Current offer: Earn 60,000 Chase Ultimate Rewards points after spending $4,000 in the first 3 months.
The annual fee is $95, but the welcome offer alone is worth a lot more than that. The welcome bonus is worth at least $750 if you redeem the points in the redemption portal. You can also transfer the points to Chase’s partners, which may end up giving you a much higher redemption value. Earn 5 points per dollar on all travel purchased through Chase Ultimate Rewards, 2 points per dollar on all other travel. 3 points per dollar on dining (including eligible delivery services and takeout), 3 points per dollar on select streaming services, 3 points per dollar on online grocery purchases (this excludes Target, Walmart and wholesale clubs), and 1 point per dollar on all other purchases.
There is also a business card to consider if you qualify for business cards. This would be the card_name.
Current offer: Earn 100,000 Ultimate Rewards points after spending $8,000 in 3 months.
The annual fee is reasonable at $95. 100,000 Ultimate Rewards points are worth $1,250 of travel if you book through the Chase Ultimate Rewards redemption portal. To potentially redeem for even more value, you can also transfer the 100,000 points to Chase’s airline and hotel transfer partners.
You can have a Chase Ink Business Preferred card and a Chase Sapphire Reserve or Chase Sapphire Preferred open, but you cannot have the Chase Sapphire Preferred and Chase Sapphire Reserve open at the same time.

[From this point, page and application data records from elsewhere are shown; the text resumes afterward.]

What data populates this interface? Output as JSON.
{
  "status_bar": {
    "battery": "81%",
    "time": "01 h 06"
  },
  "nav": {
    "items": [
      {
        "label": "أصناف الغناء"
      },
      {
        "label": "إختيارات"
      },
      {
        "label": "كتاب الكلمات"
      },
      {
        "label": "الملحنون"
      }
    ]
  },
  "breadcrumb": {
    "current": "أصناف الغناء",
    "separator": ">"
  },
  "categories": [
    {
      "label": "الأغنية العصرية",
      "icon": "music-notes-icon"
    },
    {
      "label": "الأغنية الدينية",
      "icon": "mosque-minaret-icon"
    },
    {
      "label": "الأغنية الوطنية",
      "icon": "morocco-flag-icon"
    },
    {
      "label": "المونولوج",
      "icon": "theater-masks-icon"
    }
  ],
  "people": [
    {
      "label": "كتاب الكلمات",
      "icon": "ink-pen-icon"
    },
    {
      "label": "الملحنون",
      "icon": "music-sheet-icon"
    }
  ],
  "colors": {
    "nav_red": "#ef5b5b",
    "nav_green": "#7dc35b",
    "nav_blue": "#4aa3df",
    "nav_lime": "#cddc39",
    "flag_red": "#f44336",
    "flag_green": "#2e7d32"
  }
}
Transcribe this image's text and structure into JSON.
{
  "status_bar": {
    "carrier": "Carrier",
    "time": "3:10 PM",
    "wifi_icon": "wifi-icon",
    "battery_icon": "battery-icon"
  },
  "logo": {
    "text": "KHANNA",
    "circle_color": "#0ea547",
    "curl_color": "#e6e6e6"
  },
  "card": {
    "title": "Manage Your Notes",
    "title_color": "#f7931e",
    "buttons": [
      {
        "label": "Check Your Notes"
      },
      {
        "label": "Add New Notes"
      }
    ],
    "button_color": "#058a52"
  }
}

Once you have a Sapphire card that earns Ultimate Rewards, the next cards you should consider are any hotel or airline cards issued by Chase. Click here for my favorite Chase cards for beginners.
If you’re wanting to earn the Southwest Companion Pass, you also need to plan around that
All Southwest cards (including the business cards) are issued by Chase, therefore, they are subject to the 5/24 policy. So if the Companion Pass is your priority, you may want to hold off on a Sapphire card until you have opened a Southwest business card and a Southwest personal card. Click here to learn more about earning the Southwest Companion Pass.
Remember, points earned from the Southwest credit cards DO qualify for the Companion Pass. If you transfer Chase Ultimate Rewards points to Southwest, they DO NOT qualify for the Companion Pass.
What if you are already over 5/24?
If you want a Chase card, you’re most likely going to have to wait it out. This means that you cannot apply for any card from any bank while you’re waiting for that 5th date to fall off. Once you get to 4/24, you should be able to apply for a Chase card.
You can apply for business cards from other banks while you’re waiting for that 5th newest account to fall off.
The good news is that if you’re new to this, you likely have not opened many cards in the past 24 months.
My advice regarding the 5/24 rule:
- Decide which cards you want for the foreseeable future
- If you want one or more Chase cards, apply for those cards first.
- Once you have successfully applied for the Chase cards you want, then you can start applying for cards from other issuers such as American Express.
Chase is the issuer of many of our favorite travel credit cards. For that reason, it is very important to plan your applications in such a way that you do not miss out on some of the best travel credit cards!
Earn at least $750 worth of travel!
No matter what your travel goals are, card_name should be one of your very first credit cards. The welcome bonus is worth at least $750 in travel, the annual fee is reasonable, and the rewards (Chase Ultimate Rewards) are easy to earn and redeem. Click here for 36 ways to redeem some of the bonus points.
Current offer: Earn 60,000 Chase Ultimate Rewards points after spending $4,000 in the first 3 months.
Click here for a full list of our favorite credit cards.
Advertiser disclosure: The Miles Genie has partnered with CardRatings for our coverage of credit card products. The Miles Genie and CardRatings may receive a commission from card issuers.
Comments below are not provided or commissioned by the bank advertiser. The comments have not been reviewed, approved or otherwise endorsed by the bank advertiser. It is not the bank advertiser’s responsibility to ensure all posts and/or questions are answered.